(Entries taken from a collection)
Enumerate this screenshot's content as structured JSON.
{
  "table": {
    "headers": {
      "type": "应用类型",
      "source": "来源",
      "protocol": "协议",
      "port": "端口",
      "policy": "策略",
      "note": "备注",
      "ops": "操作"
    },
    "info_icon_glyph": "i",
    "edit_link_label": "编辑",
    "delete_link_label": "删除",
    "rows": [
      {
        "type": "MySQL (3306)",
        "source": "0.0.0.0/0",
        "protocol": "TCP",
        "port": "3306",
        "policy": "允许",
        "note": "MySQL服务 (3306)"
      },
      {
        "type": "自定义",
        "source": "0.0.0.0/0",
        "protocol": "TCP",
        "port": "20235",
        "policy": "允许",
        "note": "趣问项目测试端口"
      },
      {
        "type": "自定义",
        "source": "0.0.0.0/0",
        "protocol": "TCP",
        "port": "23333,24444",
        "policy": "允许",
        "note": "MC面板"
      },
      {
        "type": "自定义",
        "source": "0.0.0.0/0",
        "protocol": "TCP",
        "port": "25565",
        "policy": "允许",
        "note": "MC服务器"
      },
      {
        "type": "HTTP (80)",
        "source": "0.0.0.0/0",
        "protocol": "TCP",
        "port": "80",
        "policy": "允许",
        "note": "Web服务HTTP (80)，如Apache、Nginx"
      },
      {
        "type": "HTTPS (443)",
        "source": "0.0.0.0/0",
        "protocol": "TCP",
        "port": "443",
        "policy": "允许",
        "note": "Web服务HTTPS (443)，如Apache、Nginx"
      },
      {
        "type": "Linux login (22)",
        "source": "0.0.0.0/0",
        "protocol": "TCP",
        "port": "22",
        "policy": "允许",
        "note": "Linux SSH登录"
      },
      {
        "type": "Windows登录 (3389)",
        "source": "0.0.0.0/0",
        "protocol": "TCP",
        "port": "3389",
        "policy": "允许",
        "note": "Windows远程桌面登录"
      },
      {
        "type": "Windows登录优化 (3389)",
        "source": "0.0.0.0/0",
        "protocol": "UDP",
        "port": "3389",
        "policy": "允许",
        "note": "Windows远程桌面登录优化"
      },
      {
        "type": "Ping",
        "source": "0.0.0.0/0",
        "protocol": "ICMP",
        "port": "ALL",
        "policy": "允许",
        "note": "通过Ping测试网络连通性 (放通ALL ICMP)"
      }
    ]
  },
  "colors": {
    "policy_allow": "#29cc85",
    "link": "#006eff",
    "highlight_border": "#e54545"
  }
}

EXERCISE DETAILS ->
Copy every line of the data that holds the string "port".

REPLY ->
      "port": "端口",
        "port": "3306",
        "port": "20235",
        "port": "23333,24444",
        "port": "25565",
        "port": "80",
        "port": "443",
        "port": "22",
        "port": "3389",
        "port": "3389",
        "port": "ALL",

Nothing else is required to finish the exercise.